Do what you love; starting with your job.
by Grace Edmunds
Burn out: A result of overworking that happens even when you love what you do. Have you experienced it before? Feeling exhausted physically and emotionally, stretched too thin, barely keeping up, always behind, and overwhelmed? First of all, know that you are not alone if you have experienced this with almost half of workers in the US reporting high stress as an almost daily experience. Feeling burn out will not only affect your performance at work, but it can interrupt all other areas of your life as well. If you identify that you are experiencing burn out in the form of exhaustion, lack of motivation, inability to focus, or general unhappiness, there are a few routes you can take to help you appreciate your job more.
Take Advantage of Work Wellness Perks
A growing trend in offices in the US is providing in-house benefits for their employees mental wellbeing, as the benefits (and the ROI) are proven. Check out or ask the wellness lead (usually someone in HR) what events are coming up. Attend that mindfulness seminar or course offered, or say yes if a massage therapist is hired for the day. These benefits can give you a reboot and help remind you why you joined your organization in the first place. If your office does not offer any in-house wellness perks, start a committee or suggest it to HR.
Take a mental health day
Why are we only allowed “sick days” when our body is sick and tired? What about when our mind feels overwhelmed, overtaxed, and just plain spent? Sometimes we need to get out of our environment in order to take time to heal with self-care and rejuvenation. You may be thinking “I can just push through this”, and this is a common belief, however the more you ignore the signals from your body and mind, the more likely you are to experience the negative effects from burn out, including physical illness. Take a day off, maybe Friday so you can have a long weekend, that is just for you. Do what nourishes you; sleep in an extra hour, get a massage, meditate, go to yoga, hike, see your therapist. This day is for you to fill your cup, get your mind off work and rejuvenate. If you find your mind wrapped up in work, try to let those thoughts float by and focus on how you can care for yourself today. When you return to work, ease your way in and try not to go back into the state of stress you were in before you took your personal day.

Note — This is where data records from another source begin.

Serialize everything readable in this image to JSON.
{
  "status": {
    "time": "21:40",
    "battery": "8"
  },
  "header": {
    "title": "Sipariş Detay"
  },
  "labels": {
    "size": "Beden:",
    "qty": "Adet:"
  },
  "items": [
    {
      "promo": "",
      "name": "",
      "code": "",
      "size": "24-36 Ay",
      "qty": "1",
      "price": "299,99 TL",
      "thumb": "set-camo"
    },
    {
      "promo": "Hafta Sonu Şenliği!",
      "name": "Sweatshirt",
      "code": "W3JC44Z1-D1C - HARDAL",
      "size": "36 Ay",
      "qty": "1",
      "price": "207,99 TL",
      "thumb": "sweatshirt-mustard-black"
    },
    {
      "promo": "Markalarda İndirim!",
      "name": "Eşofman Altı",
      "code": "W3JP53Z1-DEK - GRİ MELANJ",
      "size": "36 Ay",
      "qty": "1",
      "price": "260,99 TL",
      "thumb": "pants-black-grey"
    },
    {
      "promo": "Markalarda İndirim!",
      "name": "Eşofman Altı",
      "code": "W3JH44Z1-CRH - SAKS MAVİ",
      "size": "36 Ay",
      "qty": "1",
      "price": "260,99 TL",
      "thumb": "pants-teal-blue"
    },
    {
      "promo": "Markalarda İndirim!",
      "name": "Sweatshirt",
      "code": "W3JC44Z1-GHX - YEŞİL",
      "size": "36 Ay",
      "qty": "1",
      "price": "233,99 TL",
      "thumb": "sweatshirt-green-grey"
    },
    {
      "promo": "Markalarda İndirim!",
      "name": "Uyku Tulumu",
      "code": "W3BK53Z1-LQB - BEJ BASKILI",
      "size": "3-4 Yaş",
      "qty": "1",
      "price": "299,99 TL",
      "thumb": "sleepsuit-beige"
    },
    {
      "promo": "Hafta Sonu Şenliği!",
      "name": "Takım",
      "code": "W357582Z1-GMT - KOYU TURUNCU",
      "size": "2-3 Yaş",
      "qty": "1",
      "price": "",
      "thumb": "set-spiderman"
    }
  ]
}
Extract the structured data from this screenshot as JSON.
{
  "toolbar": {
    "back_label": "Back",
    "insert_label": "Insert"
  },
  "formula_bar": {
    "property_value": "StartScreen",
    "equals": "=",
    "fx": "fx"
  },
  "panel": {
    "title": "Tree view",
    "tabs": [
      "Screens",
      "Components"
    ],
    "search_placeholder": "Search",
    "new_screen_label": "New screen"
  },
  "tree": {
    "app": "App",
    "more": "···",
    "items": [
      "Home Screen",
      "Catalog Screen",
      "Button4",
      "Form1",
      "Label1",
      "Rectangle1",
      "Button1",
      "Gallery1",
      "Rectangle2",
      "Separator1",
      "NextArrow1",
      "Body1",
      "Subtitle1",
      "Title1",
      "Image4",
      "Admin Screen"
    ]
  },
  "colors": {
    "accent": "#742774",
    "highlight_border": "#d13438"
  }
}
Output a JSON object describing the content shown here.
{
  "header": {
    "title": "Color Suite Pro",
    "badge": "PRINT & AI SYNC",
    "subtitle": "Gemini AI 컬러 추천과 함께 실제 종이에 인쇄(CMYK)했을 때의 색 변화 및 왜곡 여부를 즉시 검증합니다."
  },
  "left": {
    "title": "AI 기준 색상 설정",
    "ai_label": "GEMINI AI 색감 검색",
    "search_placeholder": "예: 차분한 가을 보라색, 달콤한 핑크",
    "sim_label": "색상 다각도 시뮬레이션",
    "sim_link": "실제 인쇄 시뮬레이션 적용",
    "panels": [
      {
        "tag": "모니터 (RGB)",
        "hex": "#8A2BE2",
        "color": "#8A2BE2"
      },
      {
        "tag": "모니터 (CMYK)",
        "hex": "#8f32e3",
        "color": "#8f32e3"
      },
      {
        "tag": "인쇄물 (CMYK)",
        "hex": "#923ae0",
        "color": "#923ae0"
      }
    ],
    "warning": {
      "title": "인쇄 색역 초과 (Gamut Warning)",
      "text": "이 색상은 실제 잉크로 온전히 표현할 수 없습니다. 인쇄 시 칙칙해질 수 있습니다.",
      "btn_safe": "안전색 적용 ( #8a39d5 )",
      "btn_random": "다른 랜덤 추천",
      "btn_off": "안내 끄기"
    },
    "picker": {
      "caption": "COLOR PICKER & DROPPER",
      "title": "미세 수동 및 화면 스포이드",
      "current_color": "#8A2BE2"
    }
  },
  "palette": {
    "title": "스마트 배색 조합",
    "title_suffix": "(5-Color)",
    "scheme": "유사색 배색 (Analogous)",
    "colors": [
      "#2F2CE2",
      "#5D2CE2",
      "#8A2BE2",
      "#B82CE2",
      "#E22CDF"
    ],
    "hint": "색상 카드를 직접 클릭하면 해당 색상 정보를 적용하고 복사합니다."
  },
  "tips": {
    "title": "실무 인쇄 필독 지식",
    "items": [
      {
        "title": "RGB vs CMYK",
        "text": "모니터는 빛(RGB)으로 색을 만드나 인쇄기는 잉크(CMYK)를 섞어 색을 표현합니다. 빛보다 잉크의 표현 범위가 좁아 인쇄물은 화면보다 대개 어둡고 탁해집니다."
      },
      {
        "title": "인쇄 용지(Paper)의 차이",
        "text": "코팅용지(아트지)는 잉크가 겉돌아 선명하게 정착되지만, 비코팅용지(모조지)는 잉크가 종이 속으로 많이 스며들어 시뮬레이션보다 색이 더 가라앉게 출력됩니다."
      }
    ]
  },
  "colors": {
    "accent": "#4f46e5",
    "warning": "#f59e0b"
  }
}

Get involved in a new project
Feeling unmotivated by the project you’re currently working on? Make the bold decision to ask your boss to be switched to a project that better suits your skills and interests. If your boss is smart, they will heed your request, as employees work much harder on projects that align with their passion than those that do not. A friend of mine made a similar request at her company once and was rejected. This led to a spiral of frustration and lack of motivation at work and trust with her boss. She simply wanted to leave. However, she decided to stay and continue to express her desire to follow her passion within the organization and eventually, her transfer was approved! Sometimes it takes a little elbow grease but it’s worth every ounce of effort. Make sure the project is what you want before you ask as you don’t want to be surprised once you get there. Speak with those who are already on the project or sit in on a meeting to make sure it’s the right fit.
Work with a mentor
When you’re feeling burn out or lack of motivation, one of the best things to do is seek mentorship from someone who inspires you. Choose a person in your organization or line of work who you look up to either for the role they play, or for the attitude they bring to the projects they engage in. Ask if you can take them to coffee and pick their brain about the work they do. If it feels like a match, ask them to become your mentor more formally. May organizations have structures in place to support mentorship. If yours doesn’t, create some guidelines with your mentor such as a bi-monthly phone call or check in. Finding a mentor can help to reignite your flame at work and give you goals to work towards a motivational mindset.
If you’ve tried all of these steps and you’re still left with a feeling of burn out, consider a job or career change. Not feeling so radical? Look for open positions within your organization so you can stay within the structure you know, but have a new lens to view it from. It’s important to identify some of the reasons you are experiencing burn out. If it comes from a toxic work culture, or working within an organization that doesn’t align with your values, these are signs that you may want to look elsewhere. Do your research into organizations mission statements and see if they connect to your “why” for work. Reach out to any contacts you have in these orgs and see if you can get a meeting with them to feel out whether the mission is aligned to the work-life of the company. Leaving a job can be challenging and scary, but it also opens doors you may have not envisioned before. If you do decide to leave, take time to appreciate the good aspects of the role you are leaving. Perhaps that means thanking certain friends or mentors, or simply feeling gratitude for the opportunity, or even just the paycheck that it has provided you. Every job has some lesson we can learn from it. Even if the lesson is “I don’t like _____” or “I value _____”. Appreciate this and leave with gratitude.